[Extracted data entries]
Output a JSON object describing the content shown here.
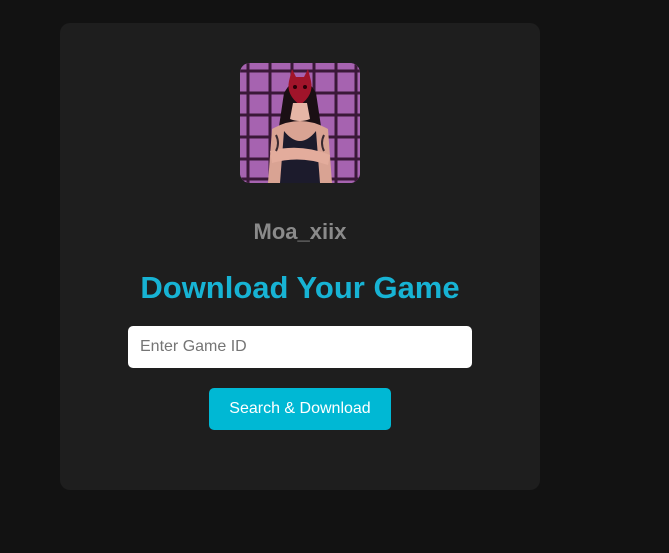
{
  "profile": {
    "username": "Moa_xiix",
    "avatar_alt": "profile-avatar"
  },
  "main": {
    "title": "Download Your Game"
  },
  "search": {
    "placeholder": "Enter Game ID",
    "value": "",
    "button_label": "Search & Download"
  },
  "colors": {
    "page_background": "#121212",
    "card_background": "#1e1e1e",
    "accent": "#17b3d4",
    "button": "#00b8d4",
    "username": "#8a8a8a"
  }
}
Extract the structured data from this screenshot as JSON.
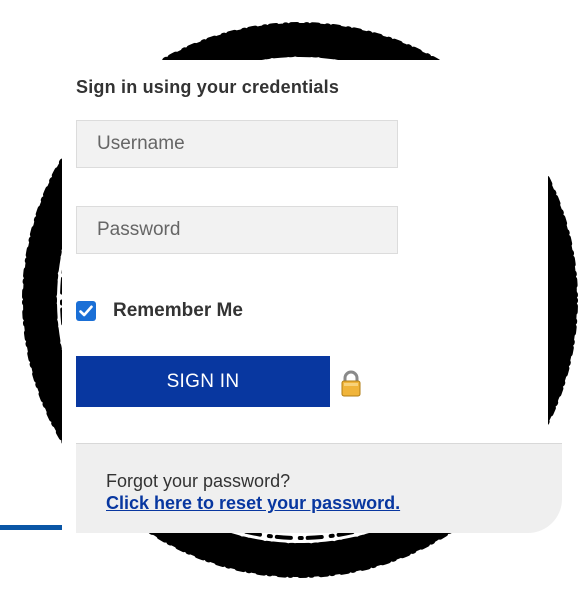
{
  "login": {
    "title": "Sign in using your credentials",
    "username_placeholder": "Username",
    "password_placeholder": "Password",
    "remember_label": "Remember Me",
    "remember_checked": true,
    "signin_label": "SIGN IN",
    "forgot_text": "Forgot your password?",
    "reset_link": "Click here to reset your password."
  },
  "icons": {
    "checkbox": "check-icon",
    "lock": "padlock-icon"
  },
  "colors": {
    "button": "#0837a0",
    "link": "#0837a0",
    "checkbox": "#1a6fd6",
    "field_bg": "#f2f2f2",
    "accent_line": "#0a56a6",
    "brush": "#000000"
  }
}
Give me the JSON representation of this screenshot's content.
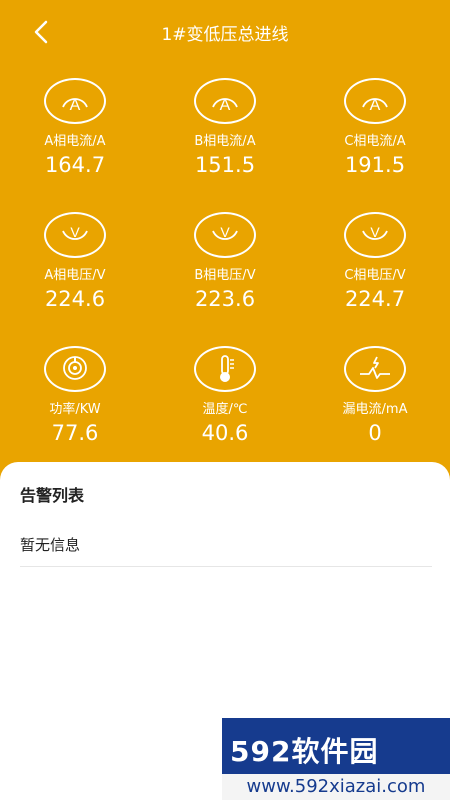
{
  "header": {
    "title": "1#变低压总进线"
  },
  "metrics": [
    {
      "label": "A相电流/A",
      "value": "164.7",
      "icon": "ammeter-icon"
    },
    {
      "label": "B相电流/A",
      "value": "151.5",
      "icon": "ammeter-icon"
    },
    {
      "label": "C相电流/A",
      "value": "191.5",
      "icon": "ammeter-icon"
    },
    {
      "label": "A相电压/V",
      "value": "224.6",
      "icon": "voltmeter-icon"
    },
    {
      "label": "B相电压/V",
      "value": "223.6",
      "icon": "voltmeter-icon"
    },
    {
      "label": "C相电压/V",
      "value": "224.7",
      "icon": "voltmeter-icon"
    },
    {
      "label": "功率/KW",
      "value": "77.6",
      "icon": "power-icon"
    },
    {
      "label": "温度/℃",
      "value": "40.6",
      "icon": "thermometer-icon"
    },
    {
      "label": "漏电流/mA",
      "value": "0",
      "icon": "leakage-current-icon"
    }
  ],
  "alarms": {
    "title": "告警列表",
    "empty_text": "暂无信息"
  },
  "watermark": {
    "brand": "592软件园",
    "url": "www.592xiazai.com"
  },
  "colors": {
    "background": "#e9a400",
    "watermark": "#163b8e"
  }
}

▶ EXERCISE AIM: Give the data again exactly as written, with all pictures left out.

▶ TASK SOLUTION:
Output a JSON object describing the content shown here.
{
  "profile": {
    "username": "Moa_xiix",
    "avatar_alt": "profile-avatar"
  },
  "main": {
    "title": "Download Your Game"
  },
  "search": {
    "placeholder": "Enter Game ID",
    "value": "",
    "button_label": "Search & Download"
  },
  "colors": {
    "page_background": "#121212",
    "card_background": "#1e1e1e",
    "accent": "#17b3d4",
    "button": "#00b8d4",
    "username": "#8a8a8a"
  }
}
Extract the structured data from this screenshot as JSON.
{
  "login": {
    "title": "Sign in using your credentials",
    "username_placeholder": "Username",
    "password_placeholder": "Password",
    "remember_label": "Remember Me",
    "remember_checked": true,
    "signin_label": "SIGN IN",
    "forgot_text": "Forgot your password?",
    "reset_link": "Click here to reset your password."
  },
  "icons": {
    "checkbox": "check-icon",
    "lock": "padlock-icon"
  },
  "colors": {
    "button": "#0837a0",
    "link": "#0837a0",
    "checkbox": "#1a6fd6",
    "field_bg": "#f2f2f2",
    "accent_line": "#0a56a6",
    "brush": "#000000"
  }
}
Give me the JSON representation of this screenshot's content.
{
  "header": {
    "title": "1#变低压总进线"
  },
  "metrics": [
    {
      "label": "A相电流/A",
      "value": "164.7",
      "icon": "ammeter-icon"
    },
    {
      "label": "B相电流/A",
      "value": "151.5",
      "icon": "ammeter-icon"
    },
    {
      "label": "C相电流/A",
      "value": "191.5",
      "icon": "ammeter-icon"
    },
    {
      "label": "A相电压/V",
      "value": "224.6",
      "icon": "voltmeter-icon"
    },
    {
      "label": "B相电压/V",
      "value": "223.6",
      "icon": "voltmeter-icon"
    },
    {
      "label": "C相电压/V",
      "value": "224.7",
      "icon": "voltmeter-icon"
    },
    {
      "label": "功率/KW",
      "value": "77.6",
      "icon": "power-icon"
    },
    {
      "label": "温度/℃",
      "value": "40.6",
      "icon": "thermometer-icon"
    },
    {
      "label": "漏电流/mA",
      "value": "0",
      "icon": "leakage-current-icon"
    }
  ],
  "alarms": {
    "title": "告警列表",
    "empty_text": "暂无信息"
  },
  "watermark": {
    "brand": "592软件园",
    "url": "www.592xiazai.com"
  },
  "colors": {
    "background": "#e9a400",
    "watermark": "#163b8e"
  }
}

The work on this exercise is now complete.